- What needs to be done
Setting aside any pictures, reproduce the data exactly.

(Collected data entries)
★ ★ ★ ★

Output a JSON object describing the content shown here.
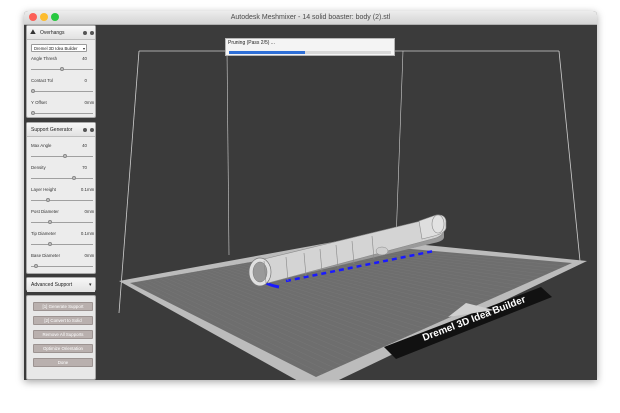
{
  "window": {
    "title": "Autodesk Meshmixer - 14 solid boaster: body (2).stl",
    "traffic_light_colors": [
      "#fc5f57",
      "#fdbc2e",
      "#28c840"
    ]
  },
  "progress": {
    "text": "Pruning (Pass 2/5) ...",
    "value": 0.47,
    "color": "#2f6fd6"
  },
  "overhangs": {
    "title": "Overhangs",
    "preset": "Dremel 3D Idea Builder",
    "fields": [
      {
        "label": "Angle Thresh",
        "value": "40",
        "unit": "",
        "level": 0.5
      },
      {
        "label": "Contact Tol",
        "value": "0",
        "unit": "",
        "level": 0.0
      },
      {
        "label": "Y Offset",
        "value": "0",
        "unit": "mm",
        "level": 0.0
      }
    ]
  },
  "support_generator": {
    "title": "Support Generator",
    "fields": [
      {
        "label": "Max Angle",
        "value": "40",
        "unit": "",
        "level": 0.55
      },
      {
        "label": "Density",
        "value": "70",
        "unit": "",
        "level": 0.7
      },
      {
        "label": "Layer Height",
        "value": "0.1",
        "unit": "mm",
        "level": 0.25
      },
      {
        "label": "Post Diameter",
        "value": "0",
        "unit": "mm",
        "level": 0.3
      },
      {
        "label": "Tip Diameter",
        "value": "0.1",
        "unit": "mm",
        "level": 0.3
      },
      {
        "label": "Base Diameter",
        "value": "0",
        "unit": "mm",
        "level": 0.05
      }
    ]
  },
  "advanced": {
    "title": "Advanced Support"
  },
  "actions": {
    "buttons": [
      {
        "label": "[1] Generate Support",
        "name": "generate-support-button"
      },
      {
        "label": "[2] Convert to Solid",
        "name": "convert-to-solid-button"
      },
      {
        "label": "Remove All Supports",
        "name": "remove-all-supports-button"
      },
      {
        "label": "Optimize Orientation",
        "name": "optimize-orientation-button"
      },
      {
        "label": "Done",
        "name": "done-button"
      }
    ]
  },
  "scene": {
    "bed_label": "Dremel 3D Idea Builder",
    "support_color": "#1a1aff"
  }
}
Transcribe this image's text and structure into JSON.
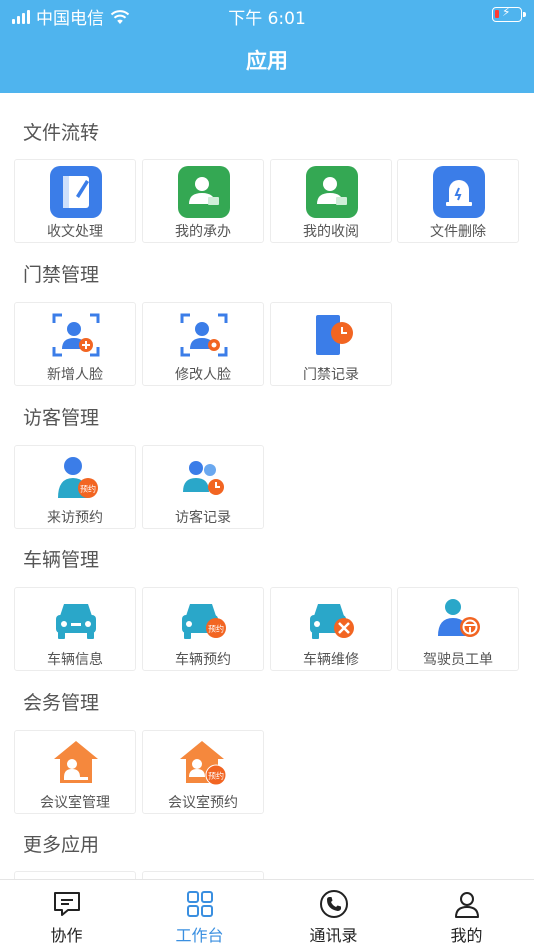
{
  "status_bar": {
    "carrier": "中国电信",
    "time": "下午 6:01"
  },
  "header": {
    "title": "应用"
  },
  "sections": [
    {
      "title": "文件流转",
      "items": [
        {
          "label": "收文处理",
          "icon": "notebook-icon"
        },
        {
          "label": "我的承办",
          "icon": "user-task-icon"
        },
        {
          "label": "我的收阅",
          "icon": "user-read-icon"
        },
        {
          "label": "文件删除",
          "icon": "alarm-delete-icon"
        }
      ]
    },
    {
      "title": "门禁管理",
      "items": [
        {
          "label": "新增人脸",
          "icon": "face-add-icon"
        },
        {
          "label": "修改人脸",
          "icon": "face-edit-icon"
        },
        {
          "label": "门禁记录",
          "icon": "door-record-icon"
        }
      ]
    },
    {
      "title": "访客管理",
      "items": [
        {
          "label": "来访预约",
          "icon": "visitor-reserve-icon",
          "badge": "预约"
        },
        {
          "label": "访客记录",
          "icon": "visitor-record-icon"
        }
      ]
    },
    {
      "title": "车辆管理",
      "items": [
        {
          "label": "车辆信息",
          "icon": "car-icon"
        },
        {
          "label": "车辆预约",
          "icon": "car-reserve-icon",
          "badge": "预约"
        },
        {
          "label": "车辆维修",
          "icon": "car-repair-icon"
        },
        {
          "label": "驾驶员工单",
          "icon": "driver-icon"
        }
      ]
    },
    {
      "title": "会务管理",
      "items": [
        {
          "label": "会议室管理",
          "icon": "meeting-room-icon"
        },
        {
          "label": "会议室预约",
          "icon": "meeting-reserve-icon",
          "badge": "预约"
        }
      ]
    },
    {
      "title": "更多应用",
      "items": []
    }
  ],
  "tabbar": [
    {
      "label": "协作",
      "icon": "chat-icon"
    },
    {
      "label": "工作台",
      "icon": "grid-icon",
      "active": true
    },
    {
      "label": "通讯录",
      "icon": "phone-icon"
    },
    {
      "label": "我的",
      "icon": "person-icon"
    }
  ],
  "colors": {
    "header": "#4fb4ee",
    "active_tab": "#3a8fe0",
    "badge": "#f26522"
  }
}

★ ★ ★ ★

- Exercise answer
Output a JSON object describing the content shown here.
{
  "window": {
    "title": "Autodesk Meshmixer - 14 solid boaster: body (2).stl",
    "traffic_light_colors": [
      "#fc5f57",
      "#fdbc2e",
      "#28c840"
    ]
  },
  "progress": {
    "text": "Pruning (Pass 2/5) ...",
    "value": 0.47,
    "color": "#2f6fd6"
  },
  "overhangs": {
    "title": "Overhangs",
    "preset": "Dremel 3D Idea Builder",
    "fields": [
      {
        "label": "Angle Thresh",
        "value": "40",
        "unit": "",
        "level": 0.5
      },
      {
        "label": "Contact Tol",
        "value": "0",
        "unit": "",
        "level": 0.0
      },
      {
        "label": "Y Offset",
        "value": "0",
        "unit": "mm",
        "level": 0.0
      }
    ]
  },
  "support_generator": {
    "title": "Support Generator",
    "fields": [
      {
        "label": "Max Angle",
        "value": "40",
        "unit": "",
        "level": 0.55
      },
      {
        "label": "Density",
        "value": "70",
        "unit": "",
        "level": 0.7
      },
      {
        "label": "Layer Height",
        "value": "0.1",
        "unit": "mm",
        "level": 0.25
      },
      {
        "label": "Post Diameter",
        "value": "0",
        "unit": "mm",
        "level": 0.3
      },
      {
        "label": "Tip Diameter",
        "value": "0.1",
        "unit": "mm",
        "level": 0.3
      },
      {
        "label": "Base Diameter",
        "value": "0",
        "unit": "mm",
        "level": 0.05
      }
    ]
  },
  "advanced": {
    "title": "Advanced Support"
  },
  "actions": {
    "buttons": [
      {
        "label": "[1] Generate Support",
        "name": "generate-support-button"
      },
      {
        "label": "[2] Convert to Solid",
        "name": "convert-to-solid-button"
      },
      {
        "label": "Remove All Supports",
        "name": "remove-all-supports-button"
      },
      {
        "label": "Optimize Orientation",
        "name": "optimize-orientation-button"
      },
      {
        "label": "Done",
        "name": "done-button"
      }
    ]
  },
  "scene": {
    "bed_label": "Dremel 3D Idea Builder",
    "support_color": "#1a1aff"
  }
}
Transcribe this image's text and structure into JSON.
{
  "status_bar": {
    "carrier": "中国电信",
    "time": "下午 6:01"
  },
  "header": {
    "title": "应用"
  },
  "sections": [
    {
      "title": "文件流转",
      "items": [
        {
          "label": "收文处理",
          "icon": "notebook-icon"
        },
        {
          "label": "我的承办",
          "icon": "user-task-icon"
        },
        {
          "label": "我的收阅",
          "icon": "user-read-icon"
        },
        {
          "label": "文件删除",
          "icon": "alarm-delete-icon"
        }
      ]
    },
    {
      "title": "门禁管理",
      "items": [
        {
          "label": "新增人脸",
          "icon": "face-add-icon"
        },
        {
          "label": "修改人脸",
          "icon": "face-edit-icon"
        },
        {
          "label": "门禁记录",
          "icon": "door-record-icon"
        }
      ]
    },
    {
      "title": "访客管理",
      "items": [
        {
          "label": "来访预约",
          "icon": "visitor-reserve-icon",
          "badge": "预约"
        },
        {
          "label": "访客记录",
          "icon": "visitor-record-icon"
        }
      ]
    },
    {
      "title": "车辆管理",
      "items": [
        {
          "label": "车辆信息",
          "icon": "car-icon"
        },
        {
          "label": "车辆预约",
          "icon": "car-reserve-icon",
          "badge": "预约"
        },
        {
          "label": "车辆维修",
          "icon": "car-repair-icon"
        },
        {
          "label": "驾驶员工单",
          "icon": "driver-icon"
        }
      ]
    },
    {
      "title": "会务管理",
      "items": [
        {
          "label": "会议室管理",
          "icon": "meeting-room-icon"
        },
        {
          "label": "会议室预约",
          "icon": "meeting-reserve-icon",
          "badge": "预约"
        }
      ]
    },
    {
      "title": "更多应用",
      "items": []
    }
  ],
  "tabbar": [
    {
      "label": "协作",
      "icon": "chat-icon"
    },
    {
      "label": "工作台",
      "icon": "grid-icon",
      "active": true
    },
    {
      "label": "通讯录",
      "icon": "phone-icon"
    },
    {
      "label": "我的",
      "icon": "person-icon"
    }
  ],
  "colors": {
    "header": "#4fb4ee",
    "active_tab": "#3a8fe0",
    "badge": "#f26522"
  }
}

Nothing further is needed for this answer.